Shadow of Mordor has a Photo Mode now, and our first question was along the lines of “how would an Uruk use Instagram.” Until it occurred to us that they would use Instagram in precisely the same way everyone else does.
I used to ask if you had found a Final Game - specifically a videogame you could always return to, conceivably, a game-as-life-practice. I was going to posit that League of Legends ticks a few boxes I think might be crucial to the enterprise, but I am so angry at everything to do with that entire continuum that I don’t want to relive its horrors. The lessons are still there, I guess, even if the game makes me want to eat my own lips.
It was that kinda night.
Whatever the game is, it almost certainly must reside on the PC. It’s a realm that grants games a kind of immortality “in a world” where enforced annuality and the console arms race transform platforms into quicksand. It needs contemplative and immediate polarities of interaction. I am legitimately starting to wonder if the idea of a stable map - such as Summoner’s Rift, in The Game That Shall Not Be Named - that allows for endlessly iterable gameplay isn’t also necessary. Something that mirrors the “field” of a sport or the “board” of a game and constitutes a base of approach. I find algorithmic levels interesting for a time but, ironically I guess, I get bored of them must faster than I do a single thoughtfully made place. I like intention, I guess.
I don’t think it can have a set story, but I’d love to be wrong about that; I read 1984 every year, and it’s new every time. That rule may simply be an artifact of a specific period of games writing. For all the life human players can inflict on a system I think multiplayer is optional. I think ongoing content can simulate deep novelty but isn’t required. Back in the day I thought World of Warcraft was the Ur-Game, or an Ur-Game, but I don’t think it can have a subscription. I’m always going to like games that exist outside of this, but I’m not going to play The Witcher again when I’m sixty. But I’ll still be playing XCOM.

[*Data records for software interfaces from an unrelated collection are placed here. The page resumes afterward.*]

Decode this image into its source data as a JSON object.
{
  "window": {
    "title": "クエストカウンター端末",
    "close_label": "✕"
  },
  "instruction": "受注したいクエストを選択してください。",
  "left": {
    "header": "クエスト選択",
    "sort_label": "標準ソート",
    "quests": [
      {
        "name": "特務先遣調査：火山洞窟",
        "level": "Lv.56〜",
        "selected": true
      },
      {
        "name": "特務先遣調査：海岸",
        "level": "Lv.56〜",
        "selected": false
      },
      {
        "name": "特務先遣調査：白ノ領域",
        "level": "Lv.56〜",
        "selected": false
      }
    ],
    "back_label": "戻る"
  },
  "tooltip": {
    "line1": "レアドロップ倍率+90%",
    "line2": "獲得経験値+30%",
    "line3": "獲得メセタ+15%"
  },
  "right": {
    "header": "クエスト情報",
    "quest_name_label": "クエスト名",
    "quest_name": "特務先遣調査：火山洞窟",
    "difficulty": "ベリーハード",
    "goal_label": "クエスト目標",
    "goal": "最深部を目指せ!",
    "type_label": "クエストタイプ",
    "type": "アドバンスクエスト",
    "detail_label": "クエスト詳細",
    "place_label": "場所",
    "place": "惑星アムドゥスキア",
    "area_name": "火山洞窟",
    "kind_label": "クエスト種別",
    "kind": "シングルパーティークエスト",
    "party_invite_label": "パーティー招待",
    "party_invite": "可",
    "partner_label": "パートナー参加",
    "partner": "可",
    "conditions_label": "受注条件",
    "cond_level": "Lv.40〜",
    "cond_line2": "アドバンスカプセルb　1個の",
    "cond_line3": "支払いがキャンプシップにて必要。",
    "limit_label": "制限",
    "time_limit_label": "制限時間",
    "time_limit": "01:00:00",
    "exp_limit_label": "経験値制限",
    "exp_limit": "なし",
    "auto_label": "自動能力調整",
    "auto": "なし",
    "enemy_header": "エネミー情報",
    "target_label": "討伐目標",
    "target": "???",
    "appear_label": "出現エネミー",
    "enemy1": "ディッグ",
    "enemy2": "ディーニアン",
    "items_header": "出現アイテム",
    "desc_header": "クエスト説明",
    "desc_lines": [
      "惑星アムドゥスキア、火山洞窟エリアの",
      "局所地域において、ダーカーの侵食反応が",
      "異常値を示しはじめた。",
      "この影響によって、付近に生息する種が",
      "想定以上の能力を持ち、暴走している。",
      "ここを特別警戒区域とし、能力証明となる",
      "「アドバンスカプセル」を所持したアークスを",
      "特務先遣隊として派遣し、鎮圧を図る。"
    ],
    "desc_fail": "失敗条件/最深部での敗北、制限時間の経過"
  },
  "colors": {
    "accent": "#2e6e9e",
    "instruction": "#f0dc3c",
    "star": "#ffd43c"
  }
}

We have once again issued our Penny Arcade Scholarship, which as I have stated in the past always feels kind of Bad-Good. I feel more like I un-chose everyone else when I select a winner, because having a few ounces of personal correspondence and assorted surveillance on these lives makes you feel it. I wasn’t able to attend college at all on account of money, so when I read letters from people re: the debt load they’re taking on it’s something I hear with clarity. But we can help a little bit, right? We can return to them a couple moments each day which they can put toward their destiny. This time, we chose Anthony Scott. Go get ‘em, man. And stay in touch.
We’re bringing some great pins with us to PAX Australia at the end of the month. Here’s a look at the Pinny Arcade pins you’ll be able to collect in Melbourne this year!
In addition to these pins we will have the new staff pins, the unique pins for Tycho and I, as well as a few older sets. Can’t wait to get my trade on!
I have suggested it on a few occasions, but I am something like a consultant(?) on Broodhollow. This is a sort of ornamental way of saying that I am essentially a fan with access to the creator. His writhing, newly-hatched larva is, no doubt, a veritable mine of horrors he can fold into his work - but we spent a few hours yesterday fully enunciating the spine of the setting and setting up the most pristine domino configuration to knock down over the course of the next year. The whiteboard in his office now resembles (if not fully manifests) the “crazy wall” universally embroidered by cult members and psychic children.
I told Gwarb about these works in an effort to instigate some kind of artistic bidding war, and it super didn’t go my way because I am essentially a stenographer. If he ever finds out about Dragon or whatever I’m fucked. The ride is over. I will have to begin writing exclusively as my Fursona (Scotty Spotts, leopard cub/quetzal, blue eyes, slogan: “I’m in the catbird seat!”)
Wasteland was the first game I ever bought with my own money, back on the C64. Well, the C128, in C64 mode. This was back when you saved your game directly to the floppy the game was on; I can remember getting myself into the kind of irrevocably fucked situations you find in traditionalist RPGs, thinking I’d basically lost a summer, when I found a recent save on the other side of the disc. I literally went and hugged my mom.
Wasteland 2 is out now, and for the type of game it is - the videogame equivalent of a fetish, practically speaking - it’s getting crazy love. I played it enough during beta to know that I wanted to play it “for real,” that is to say, after it had molted and chewed its way out of the sac, its carapace agleam. Sometimes, I don’t mind early. Nuclear Throne, an algorithmic action roguelike thing, I can play the shit out of that while its still soft in the middle. Roguelikes are especially good at being played as in progress works - new content simply appears or is integrated in line, sequenced by the fretting little mind at the heart of it. Something with a story, or something whose play is defined by vast, meshed, persistent systems doesn’t seem like a good time investment for sane people.
They just dropped a hilariously large changelog for their most recent patch, so dense was its body that I initially thought I was reading a novella about patching. I had notes for the author, certainly, but there was much to like. Characterization needed work. I love seeing it, though; they aren’t running away from it. You build trust this way. One more patch, maybe a little work with the shopvac around the edge, and I’m in.